Dataset records
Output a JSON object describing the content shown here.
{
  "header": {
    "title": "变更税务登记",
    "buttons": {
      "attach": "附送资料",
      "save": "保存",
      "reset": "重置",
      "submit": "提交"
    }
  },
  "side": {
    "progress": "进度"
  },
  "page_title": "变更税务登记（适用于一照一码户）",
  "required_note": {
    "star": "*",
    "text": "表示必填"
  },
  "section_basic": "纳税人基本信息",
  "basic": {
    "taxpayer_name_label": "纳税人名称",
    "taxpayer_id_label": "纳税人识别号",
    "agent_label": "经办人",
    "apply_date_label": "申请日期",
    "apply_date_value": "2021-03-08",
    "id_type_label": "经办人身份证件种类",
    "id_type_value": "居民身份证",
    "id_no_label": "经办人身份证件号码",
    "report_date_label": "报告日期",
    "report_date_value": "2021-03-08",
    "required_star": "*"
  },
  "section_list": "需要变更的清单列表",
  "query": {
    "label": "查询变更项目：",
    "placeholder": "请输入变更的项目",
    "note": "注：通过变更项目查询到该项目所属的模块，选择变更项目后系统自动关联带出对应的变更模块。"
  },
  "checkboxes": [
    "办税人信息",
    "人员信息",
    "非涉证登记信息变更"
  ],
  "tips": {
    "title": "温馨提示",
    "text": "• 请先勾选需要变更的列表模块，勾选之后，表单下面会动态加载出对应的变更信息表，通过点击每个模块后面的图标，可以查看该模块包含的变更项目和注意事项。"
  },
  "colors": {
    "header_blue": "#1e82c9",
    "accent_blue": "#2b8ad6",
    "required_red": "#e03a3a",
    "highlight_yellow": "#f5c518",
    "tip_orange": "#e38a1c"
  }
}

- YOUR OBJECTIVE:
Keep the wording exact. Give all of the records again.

- WRITTEN ANSWER:
Output a JSON object describing the content shown here.
{
  "header": {
    "title": "变更税务登记",
    "buttons": {
      "attach": "附送资料",
      "save": "保存",
      "reset": "重置",
      "submit": "提交"
    }
  },
  "side": {
    "progress": "进度"
  },
  "page_title": "变更税务登记（适用于一照一码户）",
  "required_note": {
    "star": "*",
    "text": "表示必填"
  },
  "section_basic": "纳税人基本信息",
  "basic": {
    "taxpayer_name_label": "纳税人名称",
    "taxpayer_id_label": "纳税人识别号",
    "agent_label": "经办人",
    "apply_date_label": "申请日期",
    "apply_date_value": "2021-03-08",
    "id_type_label": "经办人身份证件种类",
    "id_type_value": "居民身份证",
    "id_no_label": "经办人身份证件号码",
    "report_date_label": "报告日期",
    "report_date_value": "2021-03-08",
    "required_star": "*"
  },
  "section_list": "需要变更的清单列表",
  "query": {
    "label": "查询变更项目：",
    "placeholder": "请输入变更的项目",
    "note": "注：通过变更项目查询到该项目所属的模块，选择变更项目后系统自动关联带出对应的变更模块。"
  },
  "checkboxes": [
    "办税人信息",
    "人员信息",
    "非涉证登记信息变更"
  ],
  "tips": {
    "title": "温馨提示",
    "text": "• 请先勾选需要变更的列表模块，勾选之后，表单下面会动态加载出对应的变更信息表，通过点击每个模块后面的图标，可以查看该模块包含的变更项目和注意事项。"
  },
  "colors": {
    "header_blue": "#1e82c9",
    "accent_blue": "#2b8ad6",
    "required_red": "#e03a3a",
    "highlight_yellow": "#f5c518",
    "tip_orange": "#e38a1c"
  }
}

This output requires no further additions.